Q. Who are you and what do you do?
A. I am Charles Carter, the Director Regions at ICAEW helping to support our members in business and practice.
Q. What is it about the Pitch that made you want to get involved with the event?
A. ICAEW Chartered Accountants are financial experts who are well positioned to give businesses guidance they can rely on to help them to make the best decisions and understand how the latest regulations affect them and their business. Our ICAEW Business Advice Service was launched to offer a helping hand to SMEs offering a free initial business advice session on how to overcome challenges facing start-ups and small to medium-sized businesses.
On a personal level I enjoy meeting all the businesses that enter The Pitch and hearing about their entrepreneurial skills.
Q. What expertise can you offer to entrants of The Pitch?
A. I have experience of running an SME as a general manager in the early 90s. I also believe that listening to and talking with companies on my daily visits to see ICAEW members gives me insight into how small businesses are coping in today’s challenging economic environment. Quite often the financial elements of a company are ignored in the enthusiasm to develop a product. Our members in practice are asked to help; frequently late to help formulate plans, develop cash flows (the banks are normally the catalyst to the request to help) and to give cash flow advice to meet bills. Failing to pay HMRC is a cardinal sin and the death of any company!
Q. If you had to give three tips on making a successful pitch, what would you choose?
A. My three tips would be:
1) Know your objective
This needs to be thought through thoroughly and take into account your precise audience. If you’re not absolutely clear in your own mind what you’re aiming for, no one else is going to be.
2) Be clear and concise
Having established a clear objective, keep your presentation structure clear, simple and clean so that the audience clearly understands your business proposition, why your business is different and how it’s going to be successful.
3) Rehearse, rehearse, rehearse
Don’t even think about reading from a script. It’s fine to have a few notes, but only as prompts to keep you on track. Write your presentation using simple everyday words. Then, rehearse, rehearse, rehearse.
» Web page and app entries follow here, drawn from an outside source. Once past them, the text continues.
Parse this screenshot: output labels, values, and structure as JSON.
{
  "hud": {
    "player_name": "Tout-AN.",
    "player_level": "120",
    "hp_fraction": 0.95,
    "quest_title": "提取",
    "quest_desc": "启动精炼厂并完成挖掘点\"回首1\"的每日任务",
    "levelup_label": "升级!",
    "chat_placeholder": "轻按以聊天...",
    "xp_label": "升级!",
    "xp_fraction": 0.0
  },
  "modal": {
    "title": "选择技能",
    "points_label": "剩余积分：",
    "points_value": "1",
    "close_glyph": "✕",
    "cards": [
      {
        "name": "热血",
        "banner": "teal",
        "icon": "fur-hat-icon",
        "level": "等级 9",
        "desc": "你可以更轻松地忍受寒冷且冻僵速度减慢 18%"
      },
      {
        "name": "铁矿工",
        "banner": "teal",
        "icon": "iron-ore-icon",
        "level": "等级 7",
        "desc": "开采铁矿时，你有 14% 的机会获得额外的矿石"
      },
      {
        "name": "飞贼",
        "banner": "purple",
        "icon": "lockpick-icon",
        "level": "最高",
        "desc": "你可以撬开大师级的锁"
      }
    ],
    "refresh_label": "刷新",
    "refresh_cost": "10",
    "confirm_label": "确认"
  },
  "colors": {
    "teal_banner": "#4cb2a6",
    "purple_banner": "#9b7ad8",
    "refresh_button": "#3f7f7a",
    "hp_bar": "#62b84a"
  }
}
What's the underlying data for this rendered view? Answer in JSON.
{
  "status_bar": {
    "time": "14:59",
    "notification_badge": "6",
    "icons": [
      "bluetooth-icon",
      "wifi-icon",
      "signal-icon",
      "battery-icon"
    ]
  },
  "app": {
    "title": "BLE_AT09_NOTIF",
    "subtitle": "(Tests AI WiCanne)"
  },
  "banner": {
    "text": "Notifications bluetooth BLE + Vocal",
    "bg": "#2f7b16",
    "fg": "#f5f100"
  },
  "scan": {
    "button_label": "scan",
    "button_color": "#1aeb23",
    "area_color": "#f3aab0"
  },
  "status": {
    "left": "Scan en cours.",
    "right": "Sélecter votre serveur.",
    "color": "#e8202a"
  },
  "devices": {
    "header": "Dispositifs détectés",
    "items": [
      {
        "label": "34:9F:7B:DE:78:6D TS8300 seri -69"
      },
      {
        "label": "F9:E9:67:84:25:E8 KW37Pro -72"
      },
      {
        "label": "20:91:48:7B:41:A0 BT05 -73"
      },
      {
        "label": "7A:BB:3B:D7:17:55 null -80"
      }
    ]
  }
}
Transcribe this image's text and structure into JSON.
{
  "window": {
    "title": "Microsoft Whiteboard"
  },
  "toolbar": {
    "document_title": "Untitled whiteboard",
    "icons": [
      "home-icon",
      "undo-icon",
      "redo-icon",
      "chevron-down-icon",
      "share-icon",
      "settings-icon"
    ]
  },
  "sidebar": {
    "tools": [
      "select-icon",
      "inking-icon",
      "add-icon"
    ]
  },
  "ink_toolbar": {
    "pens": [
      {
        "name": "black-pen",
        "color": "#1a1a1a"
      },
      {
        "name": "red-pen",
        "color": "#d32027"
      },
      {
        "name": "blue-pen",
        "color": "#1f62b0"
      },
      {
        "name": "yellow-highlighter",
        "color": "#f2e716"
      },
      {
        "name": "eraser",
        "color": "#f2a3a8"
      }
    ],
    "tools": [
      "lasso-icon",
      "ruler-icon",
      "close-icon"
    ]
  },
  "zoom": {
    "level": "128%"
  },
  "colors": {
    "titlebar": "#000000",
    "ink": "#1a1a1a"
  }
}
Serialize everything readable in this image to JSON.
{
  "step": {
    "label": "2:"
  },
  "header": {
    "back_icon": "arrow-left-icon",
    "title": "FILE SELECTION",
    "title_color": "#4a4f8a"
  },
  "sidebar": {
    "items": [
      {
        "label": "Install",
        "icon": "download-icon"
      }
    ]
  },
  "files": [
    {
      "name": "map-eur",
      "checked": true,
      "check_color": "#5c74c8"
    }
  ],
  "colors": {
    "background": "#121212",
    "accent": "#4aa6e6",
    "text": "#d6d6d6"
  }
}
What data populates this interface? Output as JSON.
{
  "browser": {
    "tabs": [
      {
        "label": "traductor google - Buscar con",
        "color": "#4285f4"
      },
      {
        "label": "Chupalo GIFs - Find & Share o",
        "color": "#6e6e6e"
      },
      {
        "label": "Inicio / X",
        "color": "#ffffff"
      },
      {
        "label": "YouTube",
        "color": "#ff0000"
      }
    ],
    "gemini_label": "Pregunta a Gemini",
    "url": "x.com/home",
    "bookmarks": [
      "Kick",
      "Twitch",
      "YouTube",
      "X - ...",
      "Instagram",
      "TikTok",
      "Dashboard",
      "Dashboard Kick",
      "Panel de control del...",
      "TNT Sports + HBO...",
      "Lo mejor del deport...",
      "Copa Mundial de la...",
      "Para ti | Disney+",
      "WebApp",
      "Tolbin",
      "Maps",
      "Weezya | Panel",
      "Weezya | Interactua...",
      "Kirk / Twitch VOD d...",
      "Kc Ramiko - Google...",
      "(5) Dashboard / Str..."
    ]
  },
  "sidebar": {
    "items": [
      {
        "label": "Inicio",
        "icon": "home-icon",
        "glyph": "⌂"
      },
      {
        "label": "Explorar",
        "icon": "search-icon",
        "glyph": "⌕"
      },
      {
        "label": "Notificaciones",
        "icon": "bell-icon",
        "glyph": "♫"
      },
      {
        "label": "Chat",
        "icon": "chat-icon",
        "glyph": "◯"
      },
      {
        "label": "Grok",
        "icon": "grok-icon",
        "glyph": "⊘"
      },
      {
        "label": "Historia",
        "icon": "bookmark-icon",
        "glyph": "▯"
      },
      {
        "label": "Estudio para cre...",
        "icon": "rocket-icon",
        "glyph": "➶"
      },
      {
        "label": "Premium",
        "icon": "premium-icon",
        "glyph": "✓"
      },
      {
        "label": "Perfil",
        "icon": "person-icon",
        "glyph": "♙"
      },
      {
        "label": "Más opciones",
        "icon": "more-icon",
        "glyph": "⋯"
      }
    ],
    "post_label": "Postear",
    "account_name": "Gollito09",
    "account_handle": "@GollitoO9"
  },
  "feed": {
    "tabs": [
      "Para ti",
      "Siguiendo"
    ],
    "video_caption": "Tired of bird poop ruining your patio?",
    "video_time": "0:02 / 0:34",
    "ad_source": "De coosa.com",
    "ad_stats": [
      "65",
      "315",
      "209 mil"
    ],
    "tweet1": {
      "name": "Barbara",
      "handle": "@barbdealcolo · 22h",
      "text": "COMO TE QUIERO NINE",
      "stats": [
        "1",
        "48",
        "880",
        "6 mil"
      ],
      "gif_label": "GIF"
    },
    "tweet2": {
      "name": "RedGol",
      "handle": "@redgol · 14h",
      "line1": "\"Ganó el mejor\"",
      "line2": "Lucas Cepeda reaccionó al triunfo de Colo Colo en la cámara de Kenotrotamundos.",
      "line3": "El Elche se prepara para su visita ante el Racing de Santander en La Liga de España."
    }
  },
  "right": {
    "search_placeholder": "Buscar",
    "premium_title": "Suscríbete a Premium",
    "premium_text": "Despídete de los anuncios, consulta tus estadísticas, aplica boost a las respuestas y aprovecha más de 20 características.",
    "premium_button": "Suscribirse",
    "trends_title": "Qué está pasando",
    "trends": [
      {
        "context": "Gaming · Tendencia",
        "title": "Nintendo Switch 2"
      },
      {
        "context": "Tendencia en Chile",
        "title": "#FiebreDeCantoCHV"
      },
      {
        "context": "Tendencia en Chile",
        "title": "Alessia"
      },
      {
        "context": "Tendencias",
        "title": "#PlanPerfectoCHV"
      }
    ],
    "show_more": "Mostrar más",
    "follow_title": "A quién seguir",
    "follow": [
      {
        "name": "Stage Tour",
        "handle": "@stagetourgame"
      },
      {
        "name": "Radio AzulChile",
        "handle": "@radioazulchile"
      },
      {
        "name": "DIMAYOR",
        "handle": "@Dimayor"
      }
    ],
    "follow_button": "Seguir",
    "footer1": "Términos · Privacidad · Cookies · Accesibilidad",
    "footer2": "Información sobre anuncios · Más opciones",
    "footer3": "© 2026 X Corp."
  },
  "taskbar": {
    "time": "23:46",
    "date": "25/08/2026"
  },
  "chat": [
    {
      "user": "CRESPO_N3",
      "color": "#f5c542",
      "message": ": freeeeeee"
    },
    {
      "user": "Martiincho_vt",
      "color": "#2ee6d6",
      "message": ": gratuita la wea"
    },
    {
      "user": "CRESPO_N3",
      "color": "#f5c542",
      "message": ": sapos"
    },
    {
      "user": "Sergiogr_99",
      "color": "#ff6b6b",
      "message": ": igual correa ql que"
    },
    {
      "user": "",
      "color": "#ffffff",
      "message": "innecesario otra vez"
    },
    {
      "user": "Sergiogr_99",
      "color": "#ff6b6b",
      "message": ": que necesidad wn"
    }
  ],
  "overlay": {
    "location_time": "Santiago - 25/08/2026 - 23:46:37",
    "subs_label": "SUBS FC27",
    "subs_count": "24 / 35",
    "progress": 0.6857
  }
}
Know it inside and out.
Q. How important is it for your company to engage with SMEs and new businesses?
A. Extremely important. SMEs and entrepreneurs drive economic recovery and growth, yet their size means they often lack the financial expertise needed to get off the ground, raise finance and grow. ICAEW Chartered Accountants are the biggest source of business advice, reaching over 1.5m businesses from more than 20,000 offices across the UK. The ICAEW Business Advice Service (BAS) is playing a vital role in the business support landscape, offering a free consultation to SMEs and start-ups in thousands of locations across the UK.
Q. It’s clear that Pitch attendees and those pitching themselves can learn a lot from the event, but what about larger companies like yours – what do you hope to gain from being part of The Pitch?
A. ICAEW Chartered Accountants offer business advice on how to overcome challenges facing SMEs, so being part of the Pitch we learn first-hand what support ICAEW Chartered Accountants can give to SMEs, either as an ICAEW staff member or as a business advisor from one of our member firms.
Q. What are the common accountancy mistakes you see in new businesses?
A. Not managing cash flow and failing to get advice early enough are some of the common mistakes. Good financial management is critical to the success of any business. Without it, a business can be set for failure from the start. Around 500,000 new businesses start up in the UK annually, but one third of start-ups cease trading within three years.
Q. Can you outline any of the work you’ve done in the small, new, or growing business space?
A. I ran a small business in the South Wales area. I managed to refinance it - they had not managed their cash flow. Great ideas but no plans! The company specialised in using, what was then, emerging computer technology to provide graphic simulation for ships and cars. A small company in the South West, it lacked sound financial control and consequently was making errors in hiring staff, developing new ideas and taking the advantage of its unique place in the market. It had borrowed too much money, including personal finance from the owner. We went to the Welsh Development Agency and to the banks, approached venture capitalists and refinanced the whole operation. The owner slept through the night for the first time in many years! In each case the investor wanted to know who was going to manage the process.
Q. What’s the key piece of accounting advice you can give to a small business or an individual starting out?
A. Get advice from a professionally qualified accountant as early as possible. ICAEW Chartered Accountants see many start-up businesses and have experience in helping them start up and grow. Questions such as ‘have I got enough finance to start a business?’ and ‘what business format suits my circumstances?’ are often addressed by financial experts even before you commit to starting your business.
More advice from ICAEW, supporter of The Pitch
An entrepreneur’s guide to crowdfunding success
Choosing the right legal status for your business
Don’t let holidays give your business the blues